There are an estimated 27 million slaves worldwide and over 300,000 slaves within the United States. The U.S. Department of Justice estimates over 14,500 people, 80% women and children, are trafficked into the U.S. each year.
I had a chance to interview celebrities and ask them about modern slavery and these startling statistics.
Actor Eric Balfour (Skyline, 24, Haven) was one of my favorite interviews of the night and he introduced me to a new organization, Falling Whistles. Here is my interview with Eric Balfour.
Q: How did you first learn about modern slavery?
A: For me it started with an organization I work with called Falling Whistles. Falling Whistles was founded by my friend Sean Carasso who was in the Democratic Republic of Congo. He saw children forced into the military and the ones who were so small that they couldn't pull the triggers on the gun, so they were given whistles. They used the whistle in case they saw they enemy coming and they could blow this whistle and let other soldiers know. Well they took this whistle and it became the symbol for this organization. The idea is to wear your protest and be a whistle blower for peace.
Q: How do you use your celebrity status to combat slavery?
A: To whatever degree you have as a celebrity or notoriety, there are people who see you as an opinion leader. You can use your opinions to sell underwear or alcohol, or you can use your opinion to sell positive change and to sell responsibility.
Q: Hearing these statistics and writing about these stories of slavery, especially about sex trafficking and child soldiers, can be depressing. How important is it to you to stay positive and how do you stay positive in the face of modern slavery?
A: My family is Native American and I was raised with Native American ceremonies. My Grandpa used to always talk about this. He used to say that man is inherently good, you know woman and man. I believed that and I still do. You know when we see people fighting, stealing, abusing, I don't believe it's because people are inherently evil. He believed that people are inherently good and that that goodness can come out if given the opportunity.
Sometimes it is hard to hear about all of the things going on, but we have to remember and celebrate the small things. It's not a revolution, but an evolution.
Q: How can people help and get involved?

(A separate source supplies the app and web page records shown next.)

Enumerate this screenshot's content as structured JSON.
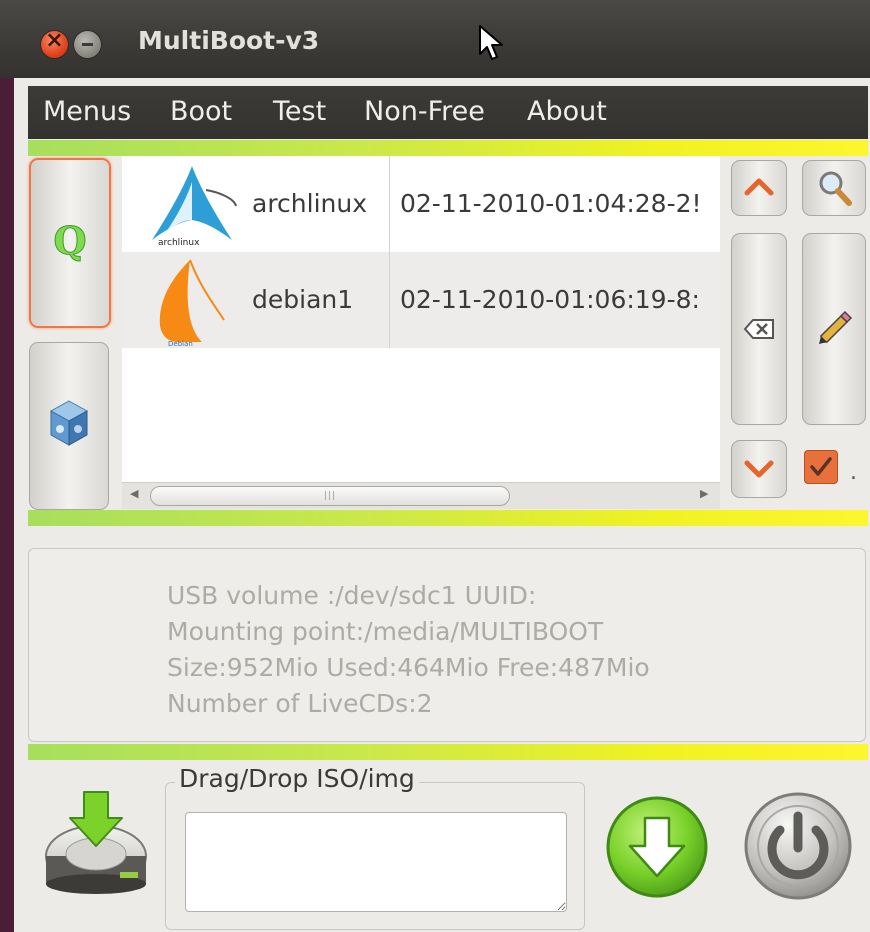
{
  "window": {
    "title": "MultiBoot-v3"
  },
  "menubar": {
    "items": [
      "Menus",
      "Boot",
      "Test",
      "Non-Free",
      "About"
    ]
  },
  "list": {
    "rows": [
      {
        "logo_label": "archlinux",
        "name": "archlinux",
        "date": "02-11-2010-01:04:28-2!"
      },
      {
        "logo_label": "Debian",
        "name": "debian1",
        "date": "02-11-2010-01:06:19-8:"
      }
    ]
  },
  "info": {
    "lines": [
      "USB volume :/dev/sdc1 UUID:",
      "Mounting point:/media/MULTIBOOT",
      "Size:952Mio Used:464Mio Free:487Mio",
      "Number of LiveCDs:2"
    ]
  },
  "dropzone": {
    "label": "Drag/Drop ISO/img",
    "value": ""
  },
  "checkbox": {
    "checked": true,
    "suffix": "."
  },
  "colors": {
    "accent_orange": "#e4662c",
    "green_button": "#7cd12a",
    "gradient_start": "#a6df5d",
    "gradient_end": "#fcf62e"
  },
  "icons": {
    "left_buttons": [
      "qemu-q-icon",
      "virtualbox-icon"
    ],
    "right_buttons": [
      "up-arrow-icon",
      "search-icon",
      "delete-icon",
      "edit-pencil-icon",
      "down-arrow-icon",
      "checkbox-icon"
    ],
    "bottom": [
      "install-disk-icon",
      "download-arrow-icon",
      "power-icon"
    ]
  }
}
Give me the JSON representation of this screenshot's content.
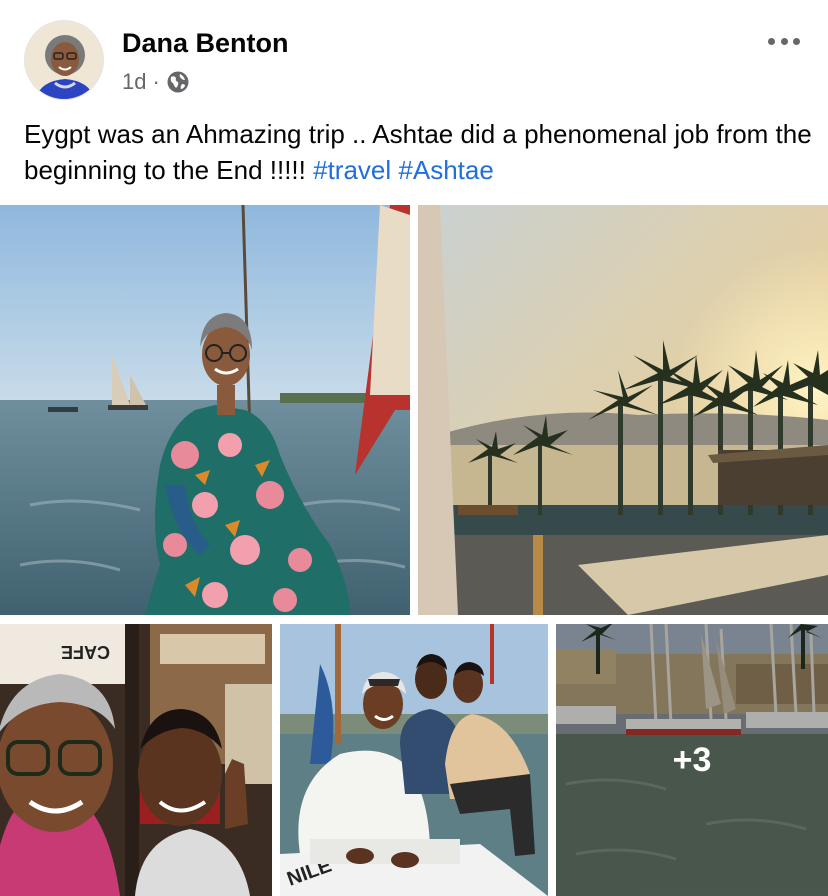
{
  "post": {
    "author": "Dana Benton",
    "time": "1d",
    "dot": "·",
    "audience_icon": "globe-icon",
    "menu_icon": "more-options-icon",
    "text": "Eygpt was an Ahmazing trip .. Ashtae did a phenomenal job from the beginning to the End !!!!! ",
    "hashtags": [
      "#travel",
      "#Ashtae"
    ]
  },
  "photos": {
    "extra_count": "+3",
    "sign_text": "CAFE",
    "boat_text": "NILE"
  },
  "colors": {
    "text": "#050505",
    "secondary": "#65676b",
    "hashtag": "#216fdb"
  }
}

A: You want to help, go to www.freetheslaves.net, go to www.fallingwhistles.com. Use the internet. The internet is an amazing tool. Talk about these things. Get on Twitter, get on Facebook, talk to your friends about it. The amazing thing about technology is that people have power. We are seeing it all the time in that innocuous people you would never know are having their voices heard because of this ability and technology we have.